Project effectiveness monitoring efforts will be conducted by the Confederated Tribes of Warm Springs to measure vegetation growth and solar radiation input overtime on the Middle Fork.

The project and metrics in this proposal solely describe the PCSRF-funded portion of this effort, namely the fencing to be performed at Phipps Meadow and Beaver Creek.

Project Benefit    


The Middle Fork John Day River is home to two anadromous fish species, ESA-listed summer steelhead and spring Chinook salmon. High water temperature is a widespread concern throughout the John Day River basin, and is a primary limiting factor to Chinook and steelhead recovery in the Middle Fork John Day. Much of the upper Middle Fork lacks shading riparian vegetation, resulting in high solar inputs to the stream and increasing water temperatures significantly. Late summer temperatures verge on the upper thermal tolerances of salmonids, commonly reaching up to 21*C. This contributes to not only the reduced survival of salmonines, but increases stress on spawning adults.

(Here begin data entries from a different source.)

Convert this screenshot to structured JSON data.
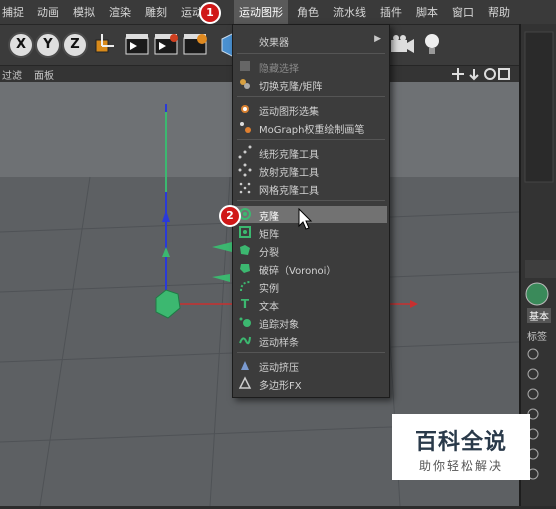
{
  "menubar": {
    "items": [
      "捕捉",
      "动画",
      "模拟",
      "渲染",
      "雕刻",
      "运动",
      "运动图形",
      "角色",
      "流水线",
      "插件",
      "脚本",
      "窗口",
      "帮助"
    ],
    "active_index": 6
  },
  "toolbar": {
    "axis_x": "X",
    "axis_y": "Y",
    "axis_z": "Z"
  },
  "subbar": {
    "left_label": "过滤",
    "panel_label": "面板"
  },
  "dropdown": {
    "items": [
      {
        "label": "效果器",
        "icon": "effector-icon",
        "submenu": true
      },
      {
        "label": "隐藏选择",
        "icon": "hide-selection-icon",
        "disabled": true
      },
      {
        "label": "切换克隆/矩阵",
        "icon": "toggle-clone-icon"
      },
      {
        "label": "运动图形选集",
        "icon": "mograph-selection-icon"
      },
      {
        "label": "MoGraph权重绘制画笔",
        "icon": "weight-brush-icon"
      },
      {
        "label": "线形克隆工具",
        "icon": "linear-clone-icon"
      },
      {
        "label": "放射克隆工具",
        "icon": "radial-clone-icon"
      },
      {
        "label": "网格克隆工具",
        "icon": "grid-clone-icon"
      },
      {
        "label": "克隆",
        "icon": "cloner-icon",
        "highlighted": true
      },
      {
        "label": "矩阵",
        "icon": "matrix-icon"
      },
      {
        "label": "分裂",
        "icon": "fracture-icon"
      },
      {
        "label": "破碎（Voronoi）",
        "icon": "voronoi-icon"
      },
      {
        "label": "实例",
        "icon": "instance-icon"
      },
      {
        "label": "文本",
        "icon": "text-icon"
      },
      {
        "label": "追踪对象",
        "icon": "tracer-icon"
      },
      {
        "label": "运动样条",
        "icon": "mospline-icon"
      },
      {
        "label": "运动挤压",
        "icon": "moextrude-icon"
      },
      {
        "label": "多边形FX",
        "icon": "polyfx-icon"
      }
    ]
  },
  "steps": {
    "step1": "1",
    "step2": "2"
  },
  "right_panel": {
    "tab_basic": "基本",
    "tab_label": "标签"
  },
  "watermark": {
    "title": "百科全说",
    "subtitle": "助你轻松解决"
  },
  "colors": {
    "highlight": "#727272",
    "step_badge": "#d01818",
    "axis_y": "#2a3ad8",
    "axis_x": "#c83030",
    "object": "#3cb870"
  }
}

Accomplishments

Metric Completed Originally
Proposed
Riparian Habitat
  Stream Miles Treated .65
  Acres Treated 23.9

Funding Details

SourceFunds
PCSRF$163,188
State$200,000
Other$383,390
Report Total:$746,578

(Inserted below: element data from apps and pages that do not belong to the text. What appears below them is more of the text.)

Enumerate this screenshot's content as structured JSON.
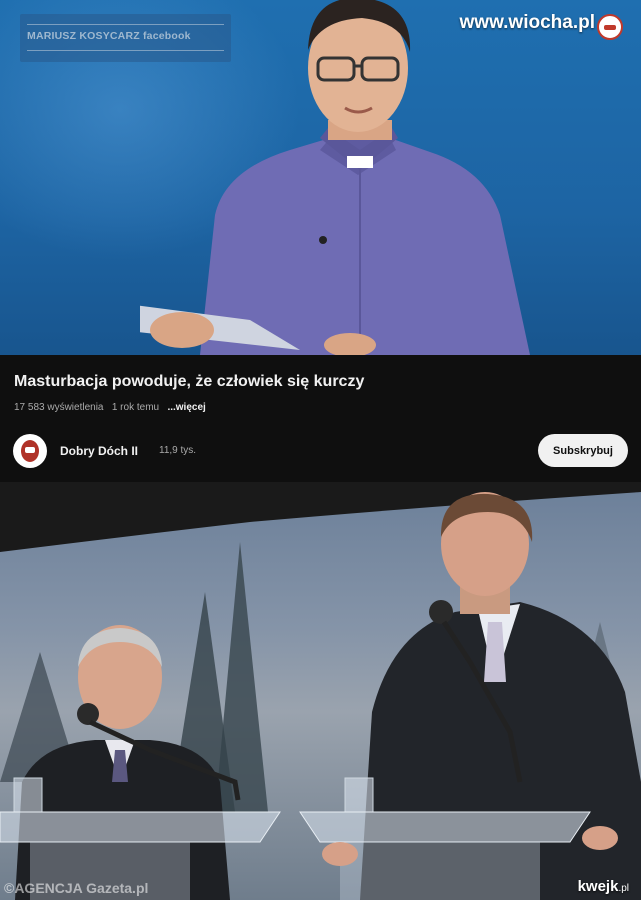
{
  "video_frame": {
    "channel_banner_text": "MARIUSZ KOSYCARZ facebook",
    "watermark": "www.wiocha.pl"
  },
  "video_info": {
    "title": "Masturbacja powoduje, że człowiek się kurczy",
    "views": "17 583 wyświetlenia",
    "age": "1 rok temu",
    "more_link": "...więcej",
    "channel": {
      "name": "Dobry Dóch II",
      "subscribers": "11,9 tys."
    },
    "subscribe_label": "Subskrybuj"
  },
  "photo": {
    "credit": "©AGENCJA Gazeta.pl",
    "watermark": "kwejk",
    "watermark_tld": ".pl"
  },
  "colors": {
    "video_bg": "#1d64a3",
    "panel_bg": "#0f0f0f",
    "subscribe_bg": "#f1f1f1"
  }
}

Project Map



Worksites

Phipps Meadow    


  • Worksite Identifier: Phipps Meadow
  • Start Date: 03/01/2022
  • End Date: 10/31/2023
Area Description

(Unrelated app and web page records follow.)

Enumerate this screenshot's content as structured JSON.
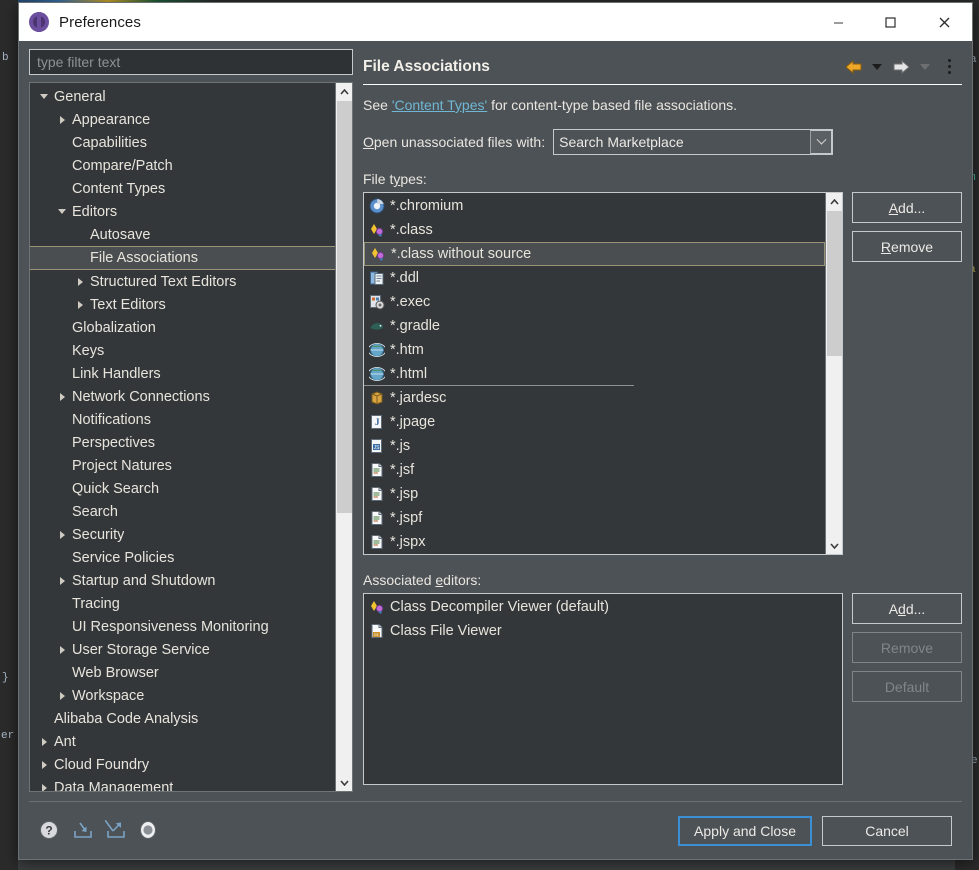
{
  "window": {
    "title": "Preferences",
    "icon": "preferences-gear-icon",
    "minimize_label": "–",
    "maximize_label": "□",
    "close_label": "✕"
  },
  "filter": {
    "placeholder": "type filter text",
    "value": ""
  },
  "tree": [
    {
      "label": "General",
      "indent": 0,
      "twisty": "expanded",
      "selected": false
    },
    {
      "label": "Appearance",
      "indent": 1,
      "twisty": "collapsed",
      "selected": false
    },
    {
      "label": "Capabilities",
      "indent": 1,
      "twisty": "none",
      "selected": false
    },
    {
      "label": "Compare/Patch",
      "indent": 1,
      "twisty": "none",
      "selected": false
    },
    {
      "label": "Content Types",
      "indent": 1,
      "twisty": "none",
      "selected": false
    },
    {
      "label": "Editors",
      "indent": 1,
      "twisty": "expanded",
      "selected": false
    },
    {
      "label": "Autosave",
      "indent": 2,
      "twisty": "none",
      "selected": false
    },
    {
      "label": "File Associations",
      "indent": 2,
      "twisty": "none",
      "selected": true
    },
    {
      "label": "Structured Text Editors",
      "indent": 2,
      "twisty": "collapsed",
      "selected": false
    },
    {
      "label": "Text Editors",
      "indent": 2,
      "twisty": "collapsed",
      "selected": false
    },
    {
      "label": "Globalization",
      "indent": 1,
      "twisty": "none",
      "selected": false
    },
    {
      "label": "Keys",
      "indent": 1,
      "twisty": "none",
      "selected": false
    },
    {
      "label": "Link Handlers",
      "indent": 1,
      "twisty": "none",
      "selected": false
    },
    {
      "label": "Network Connections",
      "indent": 1,
      "twisty": "collapsed",
      "selected": false
    },
    {
      "label": "Notifications",
      "indent": 1,
      "twisty": "none",
      "selected": false
    },
    {
      "label": "Perspectives",
      "indent": 1,
      "twisty": "none",
      "selected": false
    },
    {
      "label": "Project Natures",
      "indent": 1,
      "twisty": "none",
      "selected": false
    },
    {
      "label": "Quick Search",
      "indent": 1,
      "twisty": "none",
      "selected": false
    },
    {
      "label": "Search",
      "indent": 1,
      "twisty": "none",
      "selected": false
    },
    {
      "label": "Security",
      "indent": 1,
      "twisty": "collapsed",
      "selected": false
    },
    {
      "label": "Service Policies",
      "indent": 1,
      "twisty": "none",
      "selected": false
    },
    {
      "label": "Startup and Shutdown",
      "indent": 1,
      "twisty": "collapsed",
      "selected": false
    },
    {
      "label": "Tracing",
      "indent": 1,
      "twisty": "none",
      "selected": false
    },
    {
      "label": "UI Responsiveness Monitoring",
      "indent": 1,
      "twisty": "none",
      "selected": false
    },
    {
      "label": "User Storage Service",
      "indent": 1,
      "twisty": "collapsed",
      "selected": false
    },
    {
      "label": "Web Browser",
      "indent": 1,
      "twisty": "none",
      "selected": false
    },
    {
      "label": "Workspace",
      "indent": 1,
      "twisty": "collapsed",
      "selected": false
    },
    {
      "label": "Alibaba Code Analysis",
      "indent": 0,
      "twisty": "none",
      "selected": false
    },
    {
      "label": "Ant",
      "indent": 0,
      "twisty": "collapsed",
      "selected": false
    },
    {
      "label": "Cloud Foundry",
      "indent": 0,
      "twisty": "collapsed",
      "selected": false
    },
    {
      "label": "Data Management",
      "indent": 0,
      "twisty": "collapsed",
      "selected": false
    }
  ],
  "page": {
    "title": "File Associations",
    "nav": {
      "back_icon": "back-arrow-icon",
      "back_menu_icon": "chevron-down-icon",
      "forward_icon": "forward-arrow-icon",
      "forward_menu_icon": "chevron-down-icon",
      "menu_icon": "kebab-menu-icon"
    },
    "description_prefix": "See ",
    "description_link": "'Content Types'",
    "description_suffix": " for content-type based file associations.",
    "open_with_label": "Open unassociated files with:",
    "open_with_value": "Search Marketplace",
    "file_types_label": "File types:",
    "associated_editors_label": "Associated editors:"
  },
  "file_types": {
    "items": [
      {
        "label": "*.chromium",
        "icon": "chromium-icon",
        "selected": false,
        "focus": false
      },
      {
        "label": "*.class",
        "icon": "class-icon",
        "selected": false,
        "focus": false
      },
      {
        "label": "*.class without source",
        "icon": "class-icon",
        "selected": true,
        "focus": false
      },
      {
        "label": "*.ddl",
        "icon": "ddl-icon",
        "selected": false,
        "focus": false
      },
      {
        "label": "*.exec",
        "icon": "exec-icon",
        "selected": false,
        "focus": false
      },
      {
        "label": "*.gradle",
        "icon": "gradle-icon",
        "selected": false,
        "focus": false
      },
      {
        "label": "*.htm",
        "icon": "globe-icon",
        "selected": false,
        "focus": false
      },
      {
        "label": "*.html",
        "icon": "globe-icon",
        "selected": false,
        "focus": true
      },
      {
        "label": "*.jardesc",
        "icon": "jar-icon",
        "selected": false,
        "focus": false
      },
      {
        "label": "*.jpage",
        "icon": "jpage-icon",
        "selected": false,
        "focus": false
      },
      {
        "label": "*.js",
        "icon": "js-icon",
        "selected": false,
        "focus": false
      },
      {
        "label": "*.jsf",
        "icon": "doc-icon",
        "selected": false,
        "focus": false
      },
      {
        "label": "*.jsp",
        "icon": "doc-icon",
        "selected": false,
        "focus": false
      },
      {
        "label": "*.jspf",
        "icon": "doc-icon",
        "selected": false,
        "focus": false
      },
      {
        "label": "*.jspx",
        "icon": "doc-icon",
        "selected": false,
        "focus": false
      }
    ],
    "buttons": [
      {
        "label": "Add...",
        "accesskey": "A",
        "disabled": false,
        "name": "filetypes-add-button"
      },
      {
        "label": "Remove",
        "accesskey": "R",
        "disabled": false,
        "name": "filetypes-remove-button"
      }
    ]
  },
  "associated_editors": {
    "items": [
      {
        "label": "Class Decompiler Viewer (default)",
        "icon": "class-icon"
      },
      {
        "label": "Class File Viewer",
        "icon": "classfile-icon"
      }
    ],
    "buttons": [
      {
        "label": "Add...",
        "accesskey": "d",
        "disabled": false,
        "name": "editors-add-button"
      },
      {
        "label": "Remove",
        "accesskey": "",
        "disabled": true,
        "name": "editors-remove-button"
      },
      {
        "label": "Default",
        "accesskey": "",
        "disabled": true,
        "name": "editors-default-button"
      }
    ]
  },
  "footer": {
    "icons": [
      {
        "name": "help-icon",
        "glyph": "?"
      },
      {
        "name": "import-icon",
        "glyph": "import"
      },
      {
        "name": "export-icon",
        "glyph": "export"
      },
      {
        "name": "sphere-icon",
        "glyph": "sphere"
      }
    ],
    "apply_and_close_label": "Apply and Close",
    "cancel_label": "Cancel"
  },
  "colors": {
    "dialog_bg": "#4d5256",
    "list_bg": "#33373a",
    "selection_border": "#9a9274",
    "link": "#6fb7d4",
    "primary_focus": "#3c8fd4",
    "titlebar_bg": "#ffffff"
  },
  "background": {
    "snippets": [
      "b",
      "}",
      "er",
      "a",
      "m",
      "a",
      "e"
    ]
  }
}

No Area Description data was found for this worksite.

Location Information

  • Basin: John Day
  • Subbasin:
  • Watershed:
  • Subwatershed:
  • State: Oregon
  • Recovery Domain: Interior Columbia
  • Latitude: 44.584392
  • Longitude: -118.432001

ESU

  • Mid-Columbia River Spring-run Chinook Salmon ESU
  • Middle Columbia River Steelhead DPS

Map

Photos

Metrics

Metrics
  • C.0 Salmonid Habitat Restoration and AcquisitionY (Y/N)
    •      . . C.0.a Habitat restoration and acquisition funding .00
    •      . . C.0.b Length of stream treated/protected
    •      . . C.0.c
      Project identified in a Plan or Watershed Assessment
    •      . . C.0.d.1 Project Monitoring (LOV)
    •      . . C.0.d.2 Monitoring Location (LOV)
    •      . . C.5 Riparian Habitat ProjectY (Y/N)
      •      . . . . C.5.a Riparian Habitat Funding
      •      . . . . C.5.b.1 Total riparian miles streambank treated
      •      . . . . C.5.b.2 Total Riparian Acres Treated
      •      . . . . C.5.d.1 FencingY (Y/N)
        •      . . . . . . C.5.d.2 Miles of fence along stream
        •      . . . . . . C.5.d.3 Acres of riparian area protected by fencing

Beaver Creek    


  • Worksite Identifier: Beaver Creek
  • Start Date: 03/01/2022
  • End Date: 10/31/2023
Area Description

No Area Description data was found for this worksite.

Location Information

  • Basin: John Day
  • Subbasin:
  • Watershed:
  • Subwatershed:
  • State: Oregon
  • Recovery Domain: Interior Columbia
  • Latitude: 44.654617
  • Longitude: -118.673941

ESU

  • Mid-Columbia River Spring-run Chinook Salmon ESU
  • Middle Columbia River Steelhead DPS

Map

Photos

Metrics

Metrics
  • C.0 Salmonid Habitat Restoration and AcquisitionY (Y/N)
    •      . . C.0.a Habitat restoration and acquisition funding .00
    •      . . C.0.b Length of stream treated/protected
    •      . . C.0.c
      Project identified in a Plan or Watershed Assessment
    •      . . C.0.d.1 Project Monitoring (LOV)
    •      . . C.0.d.2 Monitoring Location (LOV)
    •      . . C.5 Riparian Habitat ProjectY (Y/N)
      •      . . . . C.5.a Riparian Habitat Funding
      •      . . . . C.5.b.1 Total riparian miles streambank treated
      •      . . . . C.5.b.2 Total Riparian Acres Treated
      •      . . . . C.5.d.1 FencingY (Y/N)
        •      . . . . . . C.5.d.2 Miles of fence along stream
        •      . . . . . . C.5.d.3 Acres of riparian area protected by fencing